Angie, trying to stay warm

11 comments:

Cakespy said...

Where were the brownies from? :-)

Angie said...

Cakespy -- oh, man, I don't remember the name of the place. :/ If you're ever here, there's a short street that runs right up to the main entrance of the market, facing where the big bronze pig is. Stand on the street (it's a right-angle bend, IIRC) and look to the right, down that arm of the street there, and on the right-hand side of that street, walk down just a bit, keeping an eye out to the shops and such on the right hand side. The bakery has a display window on the sidewalk, then you walk right around a corner of their shop (there's one of those open-access shopping center-places there) and there's a window where you order. Definitely worth finding. :D

Angie

Natasha Fondren said...

Oh wow, big changes! I missed that. Where are you leaving? I forgot.

I would love to live within walking distance of a market, in a place where there's a good bus system. Where I lived, it was impossible to live without a car. I tried to just use my bike for awhile, but I was too out of shape to make it work.

Angie said...

Natasha -- we're in Long Beach right now, so this is going to be quite a move. O_O

We've been having major loads of groceries delivered for quite a few years now, and we order a lot of other things from online. Having a grocery store clerk pick your produce isn't usually a good idea in my experience, though, and if you just need some milk or some bread or whatever, you don't want to have to do an order; having something nearby is necessary, but it doesn't have to be huge or perfect.

Jim's been poking around online and it seems that the commute from the house we liked won't be bad at all. [crossed fingers]

Angie

Bernita said...

Like any adventure, both exciting and irritating. Sounds like you have a good agent. Hope you find a good home, Angie.

writtenwyrdd said...

One of the things I took from my experience living in both Hawaii and in the Seattle area is that the cold and the damp combined are far worse than just damp or just cold. One of the reasons that Maine winters make me hurt less than winter in Tacoma, Washington! Even at -30 it feels less cold.

Charles Gramlich said...

I've never been to Seattle but I do like the rain. Not sure about the cold. I have heard that it's very hilly. Good luck with the house hunting.

mdurango said...

Welcome to the Pacific Northwest! I'm about 90 minutes north of Seattle in Bellingham. I swear, it's not usually this cold!!

Angie said...

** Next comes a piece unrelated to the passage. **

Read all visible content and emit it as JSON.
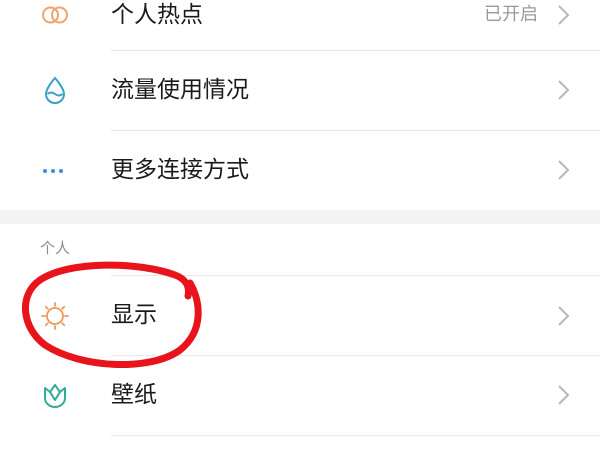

Bernita -- yes, we seem to have a very good agent, which is always excellent in these situations. Last time we moved, our first agent was blatantly incompetent, so we definitely can tell the difference.

WW -- right, humidity definitely makes things worse, both heat and cold. [nod]

Charles -- I'm not overly fond of cold, so we'll see. I'm assured by many people that this is very unusual, so future winters shouldn't be this bad. [crossed fingers]

MDurango -- right, that's what everyone's saying. :) We'll see how it goes; hopefully this'll be the Seattle area's quota of ridiculously cold weather for a while.

Thanks all! :D

Angie

Dawn Colclasure said...

Those espresso brownies DO sound yummy! I know what you mean about the cold. It was 9 degrees in Eugene not too long ago. YIKES! I don't think I could handle below freezing. Probably spend the day sitting next to a heater! LOL Good luck with the house hunt, though. I have only dreamed of visiting Seattle and I'm glad you're still having a grand time despite the freeze.

Angie said...

Dawn -- the brownies were definitely awesome. [nodnod] We never got back there for more :( but we'll most likely be staying in the same area for a month or two in temporary housing, so we can go back then. Mmmm!

And yeah, the cold was pretty horrifying. [shiver] We're back home now and although I still get cold when it's 68 in the computer room, it's definitely a different magnitude of cold. The heater has to be one of the greatest inventions ever, LOL!

Angie